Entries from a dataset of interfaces
--

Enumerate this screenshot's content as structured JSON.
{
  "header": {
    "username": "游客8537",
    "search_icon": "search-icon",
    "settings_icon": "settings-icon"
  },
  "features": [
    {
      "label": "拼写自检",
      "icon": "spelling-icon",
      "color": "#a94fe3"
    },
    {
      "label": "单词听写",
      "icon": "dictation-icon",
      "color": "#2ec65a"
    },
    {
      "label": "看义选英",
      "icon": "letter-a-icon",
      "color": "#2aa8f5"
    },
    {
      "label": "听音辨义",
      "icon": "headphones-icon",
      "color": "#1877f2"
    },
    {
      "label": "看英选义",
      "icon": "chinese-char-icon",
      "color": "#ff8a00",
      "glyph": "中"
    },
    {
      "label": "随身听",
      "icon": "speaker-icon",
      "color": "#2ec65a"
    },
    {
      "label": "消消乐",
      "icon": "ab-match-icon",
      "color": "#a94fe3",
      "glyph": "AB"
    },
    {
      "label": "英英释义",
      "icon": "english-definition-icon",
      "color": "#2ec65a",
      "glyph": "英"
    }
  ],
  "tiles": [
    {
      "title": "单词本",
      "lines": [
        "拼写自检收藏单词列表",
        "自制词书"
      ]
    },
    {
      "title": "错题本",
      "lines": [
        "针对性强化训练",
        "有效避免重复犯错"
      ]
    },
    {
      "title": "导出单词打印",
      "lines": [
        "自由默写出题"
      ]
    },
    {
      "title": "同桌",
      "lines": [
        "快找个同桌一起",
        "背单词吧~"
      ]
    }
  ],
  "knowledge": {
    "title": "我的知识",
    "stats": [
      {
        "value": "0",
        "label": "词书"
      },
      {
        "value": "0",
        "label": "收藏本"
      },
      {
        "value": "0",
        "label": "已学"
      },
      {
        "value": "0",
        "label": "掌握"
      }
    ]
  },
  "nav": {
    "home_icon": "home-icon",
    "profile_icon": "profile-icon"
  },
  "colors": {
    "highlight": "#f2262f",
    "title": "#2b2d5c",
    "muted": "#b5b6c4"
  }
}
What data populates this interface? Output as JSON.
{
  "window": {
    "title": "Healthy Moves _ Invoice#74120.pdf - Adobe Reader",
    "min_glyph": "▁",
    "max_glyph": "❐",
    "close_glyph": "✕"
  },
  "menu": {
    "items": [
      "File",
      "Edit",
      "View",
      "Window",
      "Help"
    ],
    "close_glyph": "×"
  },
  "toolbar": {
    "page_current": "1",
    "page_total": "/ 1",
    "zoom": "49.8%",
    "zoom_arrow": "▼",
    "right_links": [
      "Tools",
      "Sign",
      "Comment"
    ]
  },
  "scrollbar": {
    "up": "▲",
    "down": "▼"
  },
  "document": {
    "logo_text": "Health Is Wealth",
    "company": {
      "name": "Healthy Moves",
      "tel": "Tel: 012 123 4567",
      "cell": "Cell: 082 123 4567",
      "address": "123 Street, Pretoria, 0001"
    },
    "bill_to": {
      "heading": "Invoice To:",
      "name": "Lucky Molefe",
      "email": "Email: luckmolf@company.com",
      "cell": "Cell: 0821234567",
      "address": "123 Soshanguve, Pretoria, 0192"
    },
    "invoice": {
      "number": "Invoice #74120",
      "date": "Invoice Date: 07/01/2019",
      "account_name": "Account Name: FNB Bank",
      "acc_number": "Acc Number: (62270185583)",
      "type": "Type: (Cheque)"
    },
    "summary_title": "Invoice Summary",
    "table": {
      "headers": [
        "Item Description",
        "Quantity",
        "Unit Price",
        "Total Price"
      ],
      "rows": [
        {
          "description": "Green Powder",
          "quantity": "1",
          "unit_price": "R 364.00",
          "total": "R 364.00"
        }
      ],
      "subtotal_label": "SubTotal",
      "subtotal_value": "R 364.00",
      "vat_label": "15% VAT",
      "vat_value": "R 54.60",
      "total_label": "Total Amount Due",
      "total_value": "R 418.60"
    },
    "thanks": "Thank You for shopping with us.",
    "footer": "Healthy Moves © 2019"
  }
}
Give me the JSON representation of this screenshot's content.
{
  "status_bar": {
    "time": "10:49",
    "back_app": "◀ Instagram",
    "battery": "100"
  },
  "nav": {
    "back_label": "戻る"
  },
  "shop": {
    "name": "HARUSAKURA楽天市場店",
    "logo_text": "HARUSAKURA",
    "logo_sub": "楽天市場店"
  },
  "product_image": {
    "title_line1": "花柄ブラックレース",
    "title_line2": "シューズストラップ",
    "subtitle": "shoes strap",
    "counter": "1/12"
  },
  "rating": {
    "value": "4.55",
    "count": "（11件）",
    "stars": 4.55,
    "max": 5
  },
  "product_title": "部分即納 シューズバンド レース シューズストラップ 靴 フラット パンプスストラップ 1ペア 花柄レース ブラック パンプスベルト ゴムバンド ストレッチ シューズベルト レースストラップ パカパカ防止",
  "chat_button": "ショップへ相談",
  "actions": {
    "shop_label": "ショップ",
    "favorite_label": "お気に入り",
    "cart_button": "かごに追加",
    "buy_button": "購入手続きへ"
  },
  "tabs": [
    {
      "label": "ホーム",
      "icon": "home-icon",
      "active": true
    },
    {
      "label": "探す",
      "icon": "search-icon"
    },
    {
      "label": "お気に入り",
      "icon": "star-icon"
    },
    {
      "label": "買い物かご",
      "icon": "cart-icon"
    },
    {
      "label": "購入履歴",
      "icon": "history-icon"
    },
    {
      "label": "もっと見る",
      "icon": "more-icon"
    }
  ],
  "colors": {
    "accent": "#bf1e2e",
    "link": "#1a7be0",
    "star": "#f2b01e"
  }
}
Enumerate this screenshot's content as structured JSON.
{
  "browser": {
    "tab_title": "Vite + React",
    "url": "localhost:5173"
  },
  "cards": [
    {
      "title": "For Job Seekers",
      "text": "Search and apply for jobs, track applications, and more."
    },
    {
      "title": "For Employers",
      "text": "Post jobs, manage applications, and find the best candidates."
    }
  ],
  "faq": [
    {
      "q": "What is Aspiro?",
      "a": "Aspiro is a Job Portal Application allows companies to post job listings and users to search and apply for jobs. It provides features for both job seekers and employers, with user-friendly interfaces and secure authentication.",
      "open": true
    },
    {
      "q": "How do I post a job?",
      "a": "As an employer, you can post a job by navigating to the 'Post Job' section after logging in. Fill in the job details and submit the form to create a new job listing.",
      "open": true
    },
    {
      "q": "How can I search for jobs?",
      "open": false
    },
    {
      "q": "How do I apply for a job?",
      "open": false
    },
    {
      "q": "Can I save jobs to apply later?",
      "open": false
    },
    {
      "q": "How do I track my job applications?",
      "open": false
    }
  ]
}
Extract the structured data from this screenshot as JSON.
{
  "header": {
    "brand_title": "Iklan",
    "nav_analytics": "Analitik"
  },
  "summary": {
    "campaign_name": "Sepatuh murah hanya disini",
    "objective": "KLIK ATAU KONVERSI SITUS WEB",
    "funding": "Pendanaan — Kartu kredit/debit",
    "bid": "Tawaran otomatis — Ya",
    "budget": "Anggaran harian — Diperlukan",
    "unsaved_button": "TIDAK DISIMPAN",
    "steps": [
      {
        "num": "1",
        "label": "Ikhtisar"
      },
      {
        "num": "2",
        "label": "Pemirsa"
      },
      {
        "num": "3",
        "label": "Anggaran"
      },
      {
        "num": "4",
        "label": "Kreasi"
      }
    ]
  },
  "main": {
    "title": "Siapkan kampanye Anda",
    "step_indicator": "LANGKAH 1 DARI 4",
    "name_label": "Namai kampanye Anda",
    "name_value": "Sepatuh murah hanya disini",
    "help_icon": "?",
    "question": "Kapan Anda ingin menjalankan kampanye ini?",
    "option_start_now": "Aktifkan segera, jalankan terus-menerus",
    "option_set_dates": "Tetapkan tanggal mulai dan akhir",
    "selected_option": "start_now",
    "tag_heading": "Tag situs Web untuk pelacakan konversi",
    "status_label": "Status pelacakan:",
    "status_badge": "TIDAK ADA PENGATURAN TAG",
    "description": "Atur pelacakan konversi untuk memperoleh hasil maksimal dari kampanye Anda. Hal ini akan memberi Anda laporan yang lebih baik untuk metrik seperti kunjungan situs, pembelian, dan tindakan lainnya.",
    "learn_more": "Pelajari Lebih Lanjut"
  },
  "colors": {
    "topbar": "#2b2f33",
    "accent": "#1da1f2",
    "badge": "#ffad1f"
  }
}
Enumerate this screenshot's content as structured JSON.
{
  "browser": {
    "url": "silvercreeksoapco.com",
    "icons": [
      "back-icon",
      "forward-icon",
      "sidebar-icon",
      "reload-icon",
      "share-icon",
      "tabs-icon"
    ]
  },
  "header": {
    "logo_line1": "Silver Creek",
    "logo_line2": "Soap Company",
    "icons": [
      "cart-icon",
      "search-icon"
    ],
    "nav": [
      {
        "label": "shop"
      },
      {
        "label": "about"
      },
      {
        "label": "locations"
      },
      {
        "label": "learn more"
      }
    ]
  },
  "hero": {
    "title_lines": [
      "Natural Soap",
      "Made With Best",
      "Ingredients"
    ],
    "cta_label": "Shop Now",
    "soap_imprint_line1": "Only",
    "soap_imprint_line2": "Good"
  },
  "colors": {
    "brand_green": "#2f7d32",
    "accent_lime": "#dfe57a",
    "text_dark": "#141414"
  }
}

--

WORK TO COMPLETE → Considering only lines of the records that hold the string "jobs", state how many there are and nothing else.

YOUR SOLUTION → 5